EXERCISE AIM
How many lines of the data hold the word "true"? State the number and nothing else.
Start of RECORDS FOR THIS TASK
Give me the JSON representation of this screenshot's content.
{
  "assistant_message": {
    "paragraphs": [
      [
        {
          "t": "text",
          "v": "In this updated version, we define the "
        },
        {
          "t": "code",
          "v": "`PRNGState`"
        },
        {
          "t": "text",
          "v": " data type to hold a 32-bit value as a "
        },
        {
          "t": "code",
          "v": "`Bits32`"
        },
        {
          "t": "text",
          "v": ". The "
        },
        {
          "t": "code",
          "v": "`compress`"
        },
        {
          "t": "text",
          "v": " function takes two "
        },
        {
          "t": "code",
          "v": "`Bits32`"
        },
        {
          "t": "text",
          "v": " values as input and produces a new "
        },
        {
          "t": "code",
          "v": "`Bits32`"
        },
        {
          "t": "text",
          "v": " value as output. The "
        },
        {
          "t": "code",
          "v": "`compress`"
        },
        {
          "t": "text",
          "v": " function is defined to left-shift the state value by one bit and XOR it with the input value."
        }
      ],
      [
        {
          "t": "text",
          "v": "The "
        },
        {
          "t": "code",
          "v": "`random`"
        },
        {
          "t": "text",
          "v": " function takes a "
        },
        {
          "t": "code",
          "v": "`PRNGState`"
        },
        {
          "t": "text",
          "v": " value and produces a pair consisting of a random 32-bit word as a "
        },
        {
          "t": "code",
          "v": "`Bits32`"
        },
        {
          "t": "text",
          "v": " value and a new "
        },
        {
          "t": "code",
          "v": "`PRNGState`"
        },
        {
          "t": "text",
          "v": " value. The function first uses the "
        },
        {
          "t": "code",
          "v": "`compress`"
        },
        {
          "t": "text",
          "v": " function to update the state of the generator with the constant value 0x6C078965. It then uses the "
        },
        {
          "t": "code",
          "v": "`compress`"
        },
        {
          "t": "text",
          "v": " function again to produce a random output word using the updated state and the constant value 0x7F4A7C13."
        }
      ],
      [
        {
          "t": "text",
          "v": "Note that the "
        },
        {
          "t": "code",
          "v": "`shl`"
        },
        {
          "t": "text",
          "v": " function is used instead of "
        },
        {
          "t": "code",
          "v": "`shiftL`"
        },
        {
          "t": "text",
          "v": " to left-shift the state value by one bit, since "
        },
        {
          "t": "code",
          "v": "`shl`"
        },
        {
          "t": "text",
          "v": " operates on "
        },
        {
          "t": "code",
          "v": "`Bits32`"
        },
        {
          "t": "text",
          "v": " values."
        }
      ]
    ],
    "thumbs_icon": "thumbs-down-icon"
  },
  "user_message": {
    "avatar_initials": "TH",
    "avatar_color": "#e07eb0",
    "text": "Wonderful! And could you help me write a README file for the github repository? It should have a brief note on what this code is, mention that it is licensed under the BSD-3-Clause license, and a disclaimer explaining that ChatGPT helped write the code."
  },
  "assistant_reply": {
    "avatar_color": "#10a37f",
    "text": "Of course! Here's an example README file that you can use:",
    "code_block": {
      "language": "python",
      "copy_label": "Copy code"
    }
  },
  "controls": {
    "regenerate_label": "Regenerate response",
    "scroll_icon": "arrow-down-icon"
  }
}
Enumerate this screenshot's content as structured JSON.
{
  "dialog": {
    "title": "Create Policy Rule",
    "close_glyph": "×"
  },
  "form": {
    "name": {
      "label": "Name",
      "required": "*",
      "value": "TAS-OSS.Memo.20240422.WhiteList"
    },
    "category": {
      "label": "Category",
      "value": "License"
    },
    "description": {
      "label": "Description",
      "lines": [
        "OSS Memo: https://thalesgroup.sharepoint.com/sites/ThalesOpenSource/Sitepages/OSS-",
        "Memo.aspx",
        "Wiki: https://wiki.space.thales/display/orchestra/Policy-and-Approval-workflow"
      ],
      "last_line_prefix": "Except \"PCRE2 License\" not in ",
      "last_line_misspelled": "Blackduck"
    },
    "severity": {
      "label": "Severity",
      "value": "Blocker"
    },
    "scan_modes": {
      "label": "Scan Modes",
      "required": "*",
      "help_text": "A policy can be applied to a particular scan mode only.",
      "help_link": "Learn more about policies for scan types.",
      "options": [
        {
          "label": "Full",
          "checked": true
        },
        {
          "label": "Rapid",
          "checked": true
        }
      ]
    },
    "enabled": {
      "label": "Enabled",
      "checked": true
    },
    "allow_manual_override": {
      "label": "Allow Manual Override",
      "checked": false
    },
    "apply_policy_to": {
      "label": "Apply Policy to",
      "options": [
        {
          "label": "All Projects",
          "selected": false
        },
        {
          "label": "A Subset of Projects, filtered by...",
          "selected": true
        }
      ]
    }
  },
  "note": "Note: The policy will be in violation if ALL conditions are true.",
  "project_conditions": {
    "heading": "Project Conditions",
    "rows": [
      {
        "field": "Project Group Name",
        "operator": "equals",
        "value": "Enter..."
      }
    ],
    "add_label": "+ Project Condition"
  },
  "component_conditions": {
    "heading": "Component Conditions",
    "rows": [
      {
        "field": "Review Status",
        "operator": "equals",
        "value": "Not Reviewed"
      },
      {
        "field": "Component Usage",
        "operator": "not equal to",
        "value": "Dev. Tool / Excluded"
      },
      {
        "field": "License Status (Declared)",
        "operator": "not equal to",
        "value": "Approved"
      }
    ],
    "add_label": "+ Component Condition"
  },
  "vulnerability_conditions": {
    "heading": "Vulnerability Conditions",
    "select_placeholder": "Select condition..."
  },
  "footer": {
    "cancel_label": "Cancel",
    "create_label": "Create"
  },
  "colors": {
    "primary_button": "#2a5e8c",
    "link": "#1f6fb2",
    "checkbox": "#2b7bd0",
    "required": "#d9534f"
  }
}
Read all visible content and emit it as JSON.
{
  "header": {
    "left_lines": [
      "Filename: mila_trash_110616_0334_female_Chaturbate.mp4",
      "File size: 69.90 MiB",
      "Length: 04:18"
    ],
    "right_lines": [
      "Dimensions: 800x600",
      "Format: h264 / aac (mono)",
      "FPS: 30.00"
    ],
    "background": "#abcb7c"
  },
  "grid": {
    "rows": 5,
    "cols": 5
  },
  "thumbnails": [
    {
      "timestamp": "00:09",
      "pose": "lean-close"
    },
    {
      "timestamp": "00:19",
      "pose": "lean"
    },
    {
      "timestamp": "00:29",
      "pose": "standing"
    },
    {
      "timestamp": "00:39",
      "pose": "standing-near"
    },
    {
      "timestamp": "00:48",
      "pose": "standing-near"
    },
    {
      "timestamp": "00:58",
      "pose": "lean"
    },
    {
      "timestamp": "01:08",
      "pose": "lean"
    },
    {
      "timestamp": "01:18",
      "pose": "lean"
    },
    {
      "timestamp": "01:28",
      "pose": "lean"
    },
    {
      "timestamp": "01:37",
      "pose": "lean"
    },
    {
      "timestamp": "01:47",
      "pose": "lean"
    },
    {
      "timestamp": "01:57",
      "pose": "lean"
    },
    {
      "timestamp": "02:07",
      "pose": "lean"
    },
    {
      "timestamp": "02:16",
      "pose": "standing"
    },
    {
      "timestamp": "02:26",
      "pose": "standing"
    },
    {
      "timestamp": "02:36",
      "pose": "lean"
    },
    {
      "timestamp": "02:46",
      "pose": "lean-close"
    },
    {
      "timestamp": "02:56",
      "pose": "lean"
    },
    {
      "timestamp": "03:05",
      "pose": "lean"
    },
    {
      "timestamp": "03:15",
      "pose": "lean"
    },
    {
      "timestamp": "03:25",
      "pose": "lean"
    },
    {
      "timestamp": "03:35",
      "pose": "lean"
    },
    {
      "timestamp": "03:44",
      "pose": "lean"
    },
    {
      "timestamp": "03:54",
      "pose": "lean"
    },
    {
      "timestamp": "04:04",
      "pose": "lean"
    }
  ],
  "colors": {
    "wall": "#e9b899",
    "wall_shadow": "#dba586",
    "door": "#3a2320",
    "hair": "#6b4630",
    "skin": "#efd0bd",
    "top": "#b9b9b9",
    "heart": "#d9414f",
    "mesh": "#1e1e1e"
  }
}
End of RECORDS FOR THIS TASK
SOLVED PROBLEM
5